§ Assignment
Every line containing "نیاز" should be copied out. Go through the entries and find them.

§ Material shown

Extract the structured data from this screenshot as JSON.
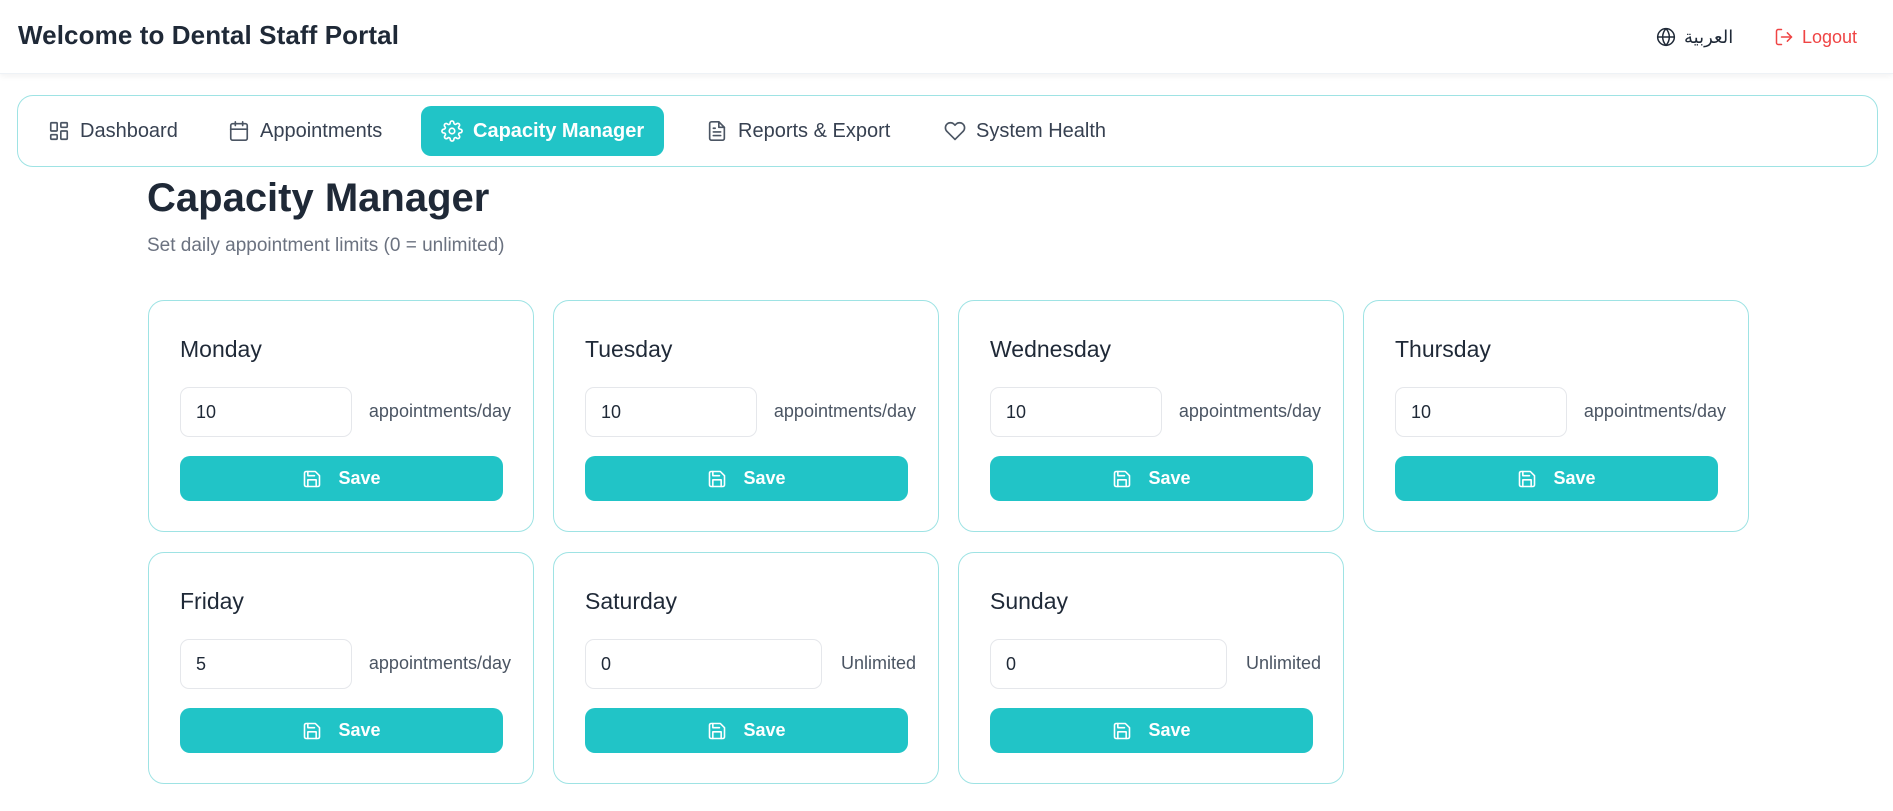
{
  "header": {
    "title": "Welcome to Dental Staff Portal",
    "language_label": "العربية",
    "language_icon": "globe-icon",
    "logout_label": "Logout",
    "logout_icon": "logout-icon",
    "logout_color": "#ef4444"
  },
  "nav": {
    "accent": "#21c4c7",
    "items": [
      {
        "label": "Dashboard",
        "icon": "dashboard-grid-icon",
        "active": false
      },
      {
        "label": "Appointments",
        "icon": "calendar-icon",
        "active": false
      },
      {
        "label": "Capacity Manager",
        "icon": "gear-icon",
        "active": true
      },
      {
        "label": "Reports & Export",
        "icon": "document-icon",
        "active": false
      },
      {
        "label": "System Health",
        "icon": "heart-icon",
        "active": false
      }
    ]
  },
  "page": {
    "title": "Capacity Manager",
    "subtitle": "Set daily appointment limits (0 = unlimited)"
  },
  "capacity": {
    "save_label": "Save",
    "save_icon": "save-icon",
    "days": [
      {
        "day": "Monday",
        "value": "10",
        "unit": "appointments/day"
      },
      {
        "day": "Tuesday",
        "value": "10",
        "unit": "appointments/day"
      },
      {
        "day": "Wednesday",
        "value": "10",
        "unit": "appointments/day"
      },
      {
        "day": "Thursday",
        "value": "10",
        "unit": "appointments/day"
      },
      {
        "day": "Friday",
        "value": "5",
        "unit": "appointments/day"
      },
      {
        "day": "Saturday",
        "value": "0",
        "unit": "Unlimited"
      },
      {
        "day": "Sunday",
        "value": "0",
        "unit": "Unlimited"
      }
    ]
  }
}
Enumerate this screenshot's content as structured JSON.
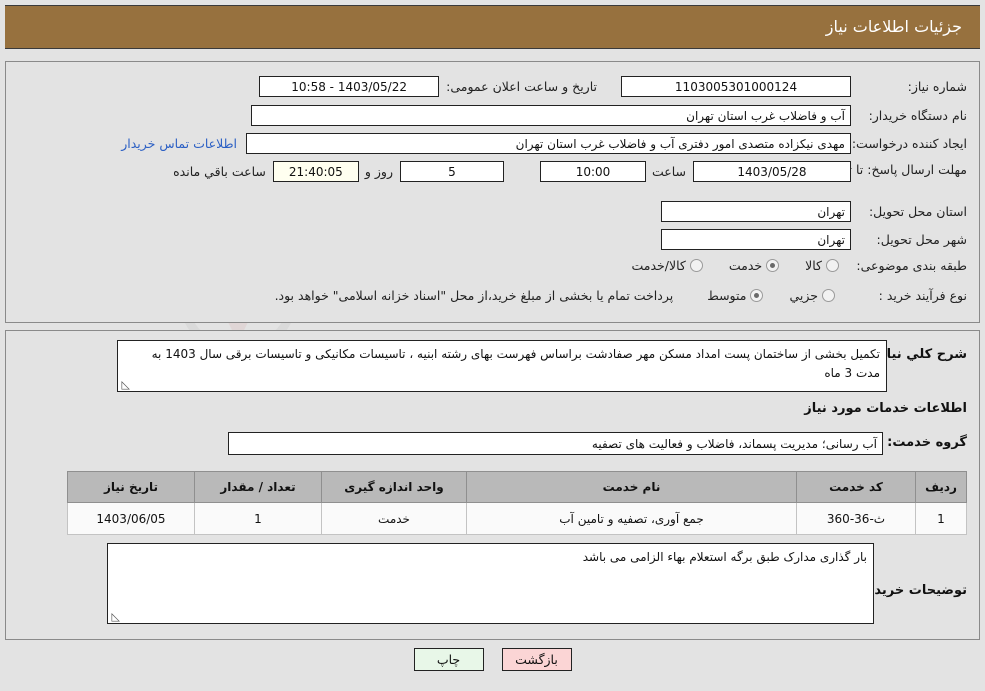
{
  "header": {
    "title": "جزئیات اطلاعات نیاز"
  },
  "form": {
    "need_number_label": "شماره نیاز:",
    "need_number_value": "1103005301000124",
    "announce_datetime_label": "تاریخ و ساعت اعلان عمومی:",
    "announce_datetime_value": "1403/05/22 - 10:58",
    "buyer_org_label": "نام دستگاه خریدار:",
    "buyer_org_value": "آب و فاضلاب غرب استان تهران",
    "creator_label": "ایجاد کننده درخواست:",
    "creator_value": "مهدی نیکزاده متصدی امور دفتری آب و فاضلاب غرب استان تهران",
    "contact_link": "اطلاعات تماس خریدار",
    "deadline_label": "مهلت ارسال پاسخ: تا تاریخ:",
    "deadline_date": "1403/05/28",
    "hour_label": "ساعت",
    "hour_value": "10:00",
    "days_value": "5",
    "days_label": "روز و",
    "remaining_value": "21:40:05",
    "remaining_label": "ساعت باقي مانده",
    "province_label": "استان محل تحویل:",
    "province_value": "تهران",
    "city_label": "شهر محل تحویل:",
    "city_value": "تهران",
    "classification_label": "طبقه بندی موضوعی:",
    "classification_options": [
      {
        "label": "کالا",
        "selected": false
      },
      {
        "label": "خدمت",
        "selected": true
      },
      {
        "label": "کالا/خدمت",
        "selected": false
      }
    ],
    "process_label": "نوع فرآیند خرید :",
    "process_options": [
      {
        "label": "جزيي",
        "selected": false
      },
      {
        "label": "متوسط",
        "selected": true
      }
    ],
    "treasury_note": "پرداخت تمام یا بخشی از مبلغ خرید،از محل \"اسناد خزانه اسلامی\" خواهد بود."
  },
  "description": {
    "label": "شرح کلي نیاز:",
    "value": "تکمیل بخشی از ساختمان پست امداد مسکن مهر صفادشت براساس فهرست بهای رشته ابنیه ، تاسیسات مکانیکی و تاسیسات برقی سال 1403 به مدت 3 ماه"
  },
  "services_section": {
    "heading": "اطلاعات خدمات مورد نیاز",
    "group_label": "گروه خدمت:",
    "group_value": "آب رسانی؛ مدیریت پسماند، فاضلاب و فعالیت های تصفیه"
  },
  "table": {
    "columns": [
      "ردیف",
      "کد خدمت",
      "نام خدمت",
      "واحد اندازه گیری",
      "تعداد / مقدار",
      "تاریخ نیاز"
    ],
    "rows": [
      {
        "index": "1",
        "code": "ث-36-360",
        "name": "جمع آوری، تصفیه و تامین آب",
        "unit": "خدمت",
        "quantity": "1",
        "need_date": "1403/06/05"
      }
    ]
  },
  "buyer_notes": {
    "label": "توضیحات خریدار:",
    "value": "بار گذاری مدارک طبق برگه استعلام بهاء الزامی می باشد"
  },
  "buttons": {
    "print": "چاپ",
    "back": "بازگشت"
  },
  "watermark": {
    "text_main": "AriaTender",
    "text_dot": ".net"
  },
  "colors": {
    "title_bar": "#97713e",
    "page_bg": "#e3e3e3",
    "link": "#2b5fc4",
    "table_header": "#b9b9b9",
    "btn_print": "#e8f7e8",
    "btn_back": "#fbd5d5",
    "timer_bg": "#fffff0"
  }
}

§ Solution for this problem
    "title": "جزئیات اطلاعات نیاز"
    "need_number_label": "شماره نیاز:",
    "label": "شرح کلي نیاز:",
    "heading": "اطلاعات خدمات مورد نیاز",
      "تاریخ نیاز"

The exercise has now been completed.